• MATERIAL SHOWN
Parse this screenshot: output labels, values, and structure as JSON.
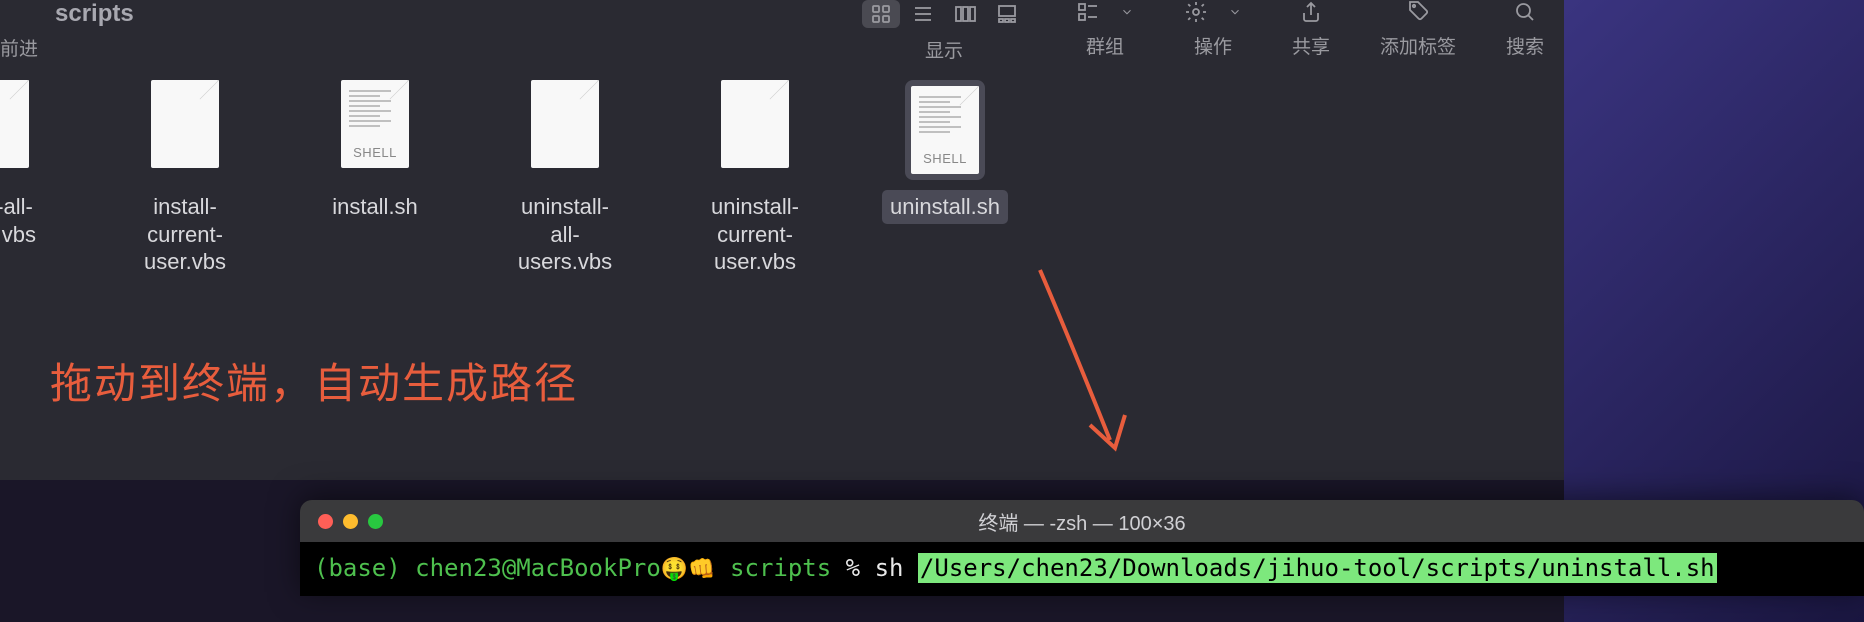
{
  "finder": {
    "folder_title": "scripts",
    "nav_forward_label": "前进",
    "toolbar": {
      "view_label": "显示",
      "group_label": "群组",
      "action_label": "操作",
      "share_label": "共享",
      "tags_label": "添加标签",
      "search_label": "搜索"
    },
    "files": [
      {
        "name": "stall-all-\nsers.vbs",
        "type": "plain",
        "selected": false
      },
      {
        "name": "install-current-\nuser.vbs",
        "type": "plain",
        "selected": false
      },
      {
        "name": "install.sh",
        "type": "shell",
        "selected": false
      },
      {
        "name": "uninstall-all-\nusers.vbs",
        "type": "plain",
        "selected": false
      },
      {
        "name": "uninstall-current-\nuser.vbs",
        "type": "plain",
        "selected": false
      },
      {
        "name": "uninstall.sh",
        "type": "shell",
        "selected": true
      }
    ],
    "shell_badge": "SHELL"
  },
  "annotation": {
    "text": "拖动到终端，自动生成路径"
  },
  "terminal": {
    "title": "终端 — -zsh — 100×36",
    "prompt_base": "(base)",
    "prompt_user": "chen23@MacBookPro",
    "prompt_emoji": "🤑👊",
    "prompt_folder": "scripts",
    "prompt_symbol": "%",
    "command": "sh",
    "path_highlight": "/Users/chen23/Downloads/jihuo-tool/scripts/uninstall.sh"
  }
}
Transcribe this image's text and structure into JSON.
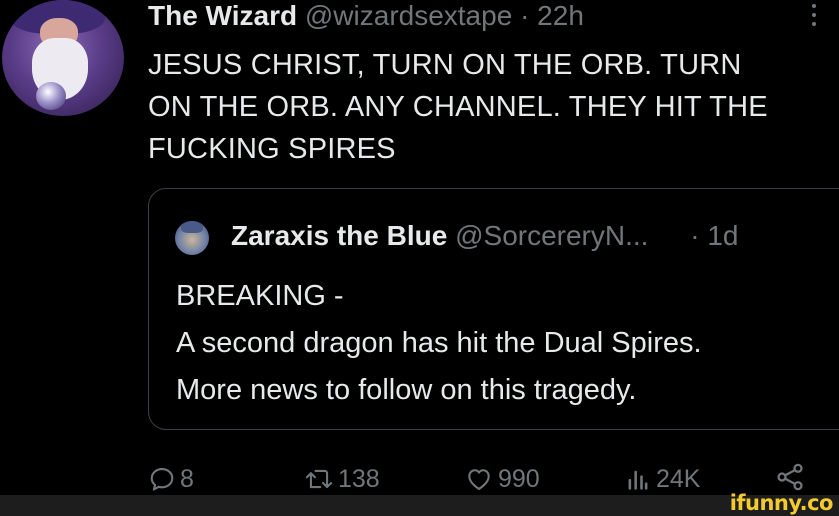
{
  "tweet": {
    "author_name": "The Wizard",
    "author_handle": "@wizardsextape",
    "separator": "·",
    "time": "22h",
    "text_lines": [
      "JESUS CHRIST, TURN ON THE ORB. TURN",
      "ON THE ORB. ANY CHANNEL. THEY HIT THE",
      "FUCKING SPIRES"
    ]
  },
  "quote": {
    "author_name": "Zaraxis the Blue",
    "author_handle": "@SorcereryN...",
    "separator": "·",
    "time": "1d",
    "text_lines": [
      "BREAKING -",
      "A second dragon has hit the Dual Spires.",
      "More news to follow on this tragedy."
    ]
  },
  "actions": {
    "replies": "8",
    "retweets": "138",
    "likes": "990",
    "views": "24K"
  },
  "icons": {
    "reply": "reply-icon",
    "retweet": "retweet-icon",
    "like": "heart-icon",
    "views": "views-icon",
    "share": "share-icon",
    "more": "more-icon"
  },
  "colors": {
    "background": "#000000",
    "text": "#e7e9ea",
    "muted": "#71767b",
    "border": "#3b4045",
    "watermark": "#f3cb2e"
  },
  "watermark": "ifunny.co"
}
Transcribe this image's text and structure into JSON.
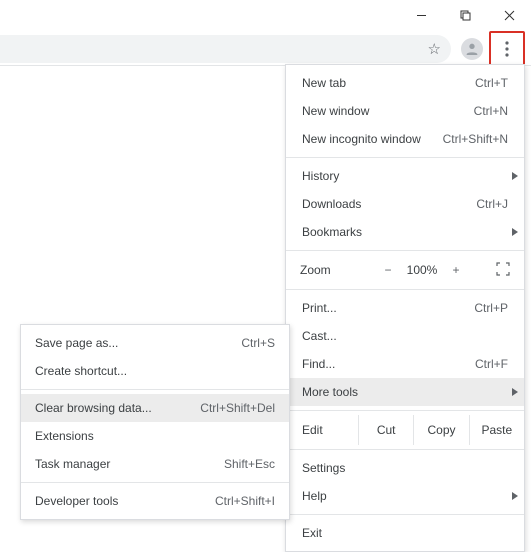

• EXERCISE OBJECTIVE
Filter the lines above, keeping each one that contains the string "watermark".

• RESPONSE TO THIS TASK
    "watermark": "#f3cb2e"
  "watermark": "ifunny.co"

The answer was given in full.